...I think their fears are more about their own projections than reality. The US has zero desire to conquer China or Russia. It would be like a dog chasing a car and not knowing what to do with it once it was caught. I suspect their real fear is that they will not be able to intimidate their neighbors as easily. It is what they want to accomplish beyond their borders that troubles them about missile defense.
For the Russians, not to mention Pyongyang's Chinese backers, the deployment of U.S. antiballistic missile (ABM) technology around the world is becoming a bigger and bigger concern. The Kremlin's anxiety, on clear display in Europe over the past few years, has more recently come to include the Asia-Pacific as the United States wraps up its delivery of the Terminal High Altitude Area Defense system to South Korea. That these systems will extend the coverage of missile defense radars operated by U.S. allies to include Chinese and Russian territory is an obvious concern to Beijing and Moscow, since the systems will enable Washington to better track missile flights and tests in both countries. But their fears go far beyond these immediate consequences.
Instead, Russia and China worry that the United States' devotion to investing in ABM technology could severely undermine their nuclear deterrents in the long run. After all, the latest generation of ABM systems — which are fairly scarce as it is — are woefully inadequate for defending against the two countries' vast nuclear arsenals at present. But neither Moscow nor Beijing can afford to assume that it will stay this way forever. For one, ABM technology could easily continue to mature and spread worldwide. More important, however, ABM systems do not exist in a vacuum. Rather, they complement the United States' strike capability. Russia and China fear that if the United States continues to simultaneously improve its ABM and strike capabilities, it could gain the ability to withstand a Russian or Chinese nuclear response in the wake of a crippling initial U.S. blow.
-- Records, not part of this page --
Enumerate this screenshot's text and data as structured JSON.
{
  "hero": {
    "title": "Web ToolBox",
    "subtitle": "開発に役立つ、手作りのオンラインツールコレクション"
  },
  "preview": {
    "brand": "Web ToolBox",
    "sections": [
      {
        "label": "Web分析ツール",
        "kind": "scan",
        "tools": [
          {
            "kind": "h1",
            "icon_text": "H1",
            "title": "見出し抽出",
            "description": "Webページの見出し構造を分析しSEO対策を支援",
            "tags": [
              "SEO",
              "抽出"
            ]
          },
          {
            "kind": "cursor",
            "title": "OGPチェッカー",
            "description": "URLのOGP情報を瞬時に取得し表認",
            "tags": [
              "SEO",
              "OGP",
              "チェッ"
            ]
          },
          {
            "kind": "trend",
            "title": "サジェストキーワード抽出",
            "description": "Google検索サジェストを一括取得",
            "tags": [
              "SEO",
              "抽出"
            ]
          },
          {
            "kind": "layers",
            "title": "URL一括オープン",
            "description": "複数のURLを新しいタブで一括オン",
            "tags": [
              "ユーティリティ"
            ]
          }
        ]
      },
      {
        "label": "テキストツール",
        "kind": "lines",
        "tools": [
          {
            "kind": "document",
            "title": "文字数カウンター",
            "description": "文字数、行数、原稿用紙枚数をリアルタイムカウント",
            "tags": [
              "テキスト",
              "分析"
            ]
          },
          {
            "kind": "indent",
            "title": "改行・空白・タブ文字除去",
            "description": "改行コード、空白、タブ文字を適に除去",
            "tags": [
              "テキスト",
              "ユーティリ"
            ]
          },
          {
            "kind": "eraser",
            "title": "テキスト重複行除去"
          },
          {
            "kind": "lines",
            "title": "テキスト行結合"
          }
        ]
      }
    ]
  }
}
The recent progress Washington has made in developing more precise nuclear weapons — and faster, hardier delivery vehicles to carry them — has only added to Russia and China's growing unease. On March 1, the Bulletin of the Atomic Scientists issued a report on the United States' pursuit of a new capability called "super-fuzing." This technology replaces the traditional fixed-height fuse of the W76-1 nuclear warhead with a variable, self-measuring fuse that greatly enhances a warhead's ability to explode exactly at the optimal height over its target. Coupled with sturdier and speedier delivery vehicles, more precise nuclear weapons would give the United States room to reduce the number of warheads it would need to send to destroy each Chinese or Russian missile in the event of an attack.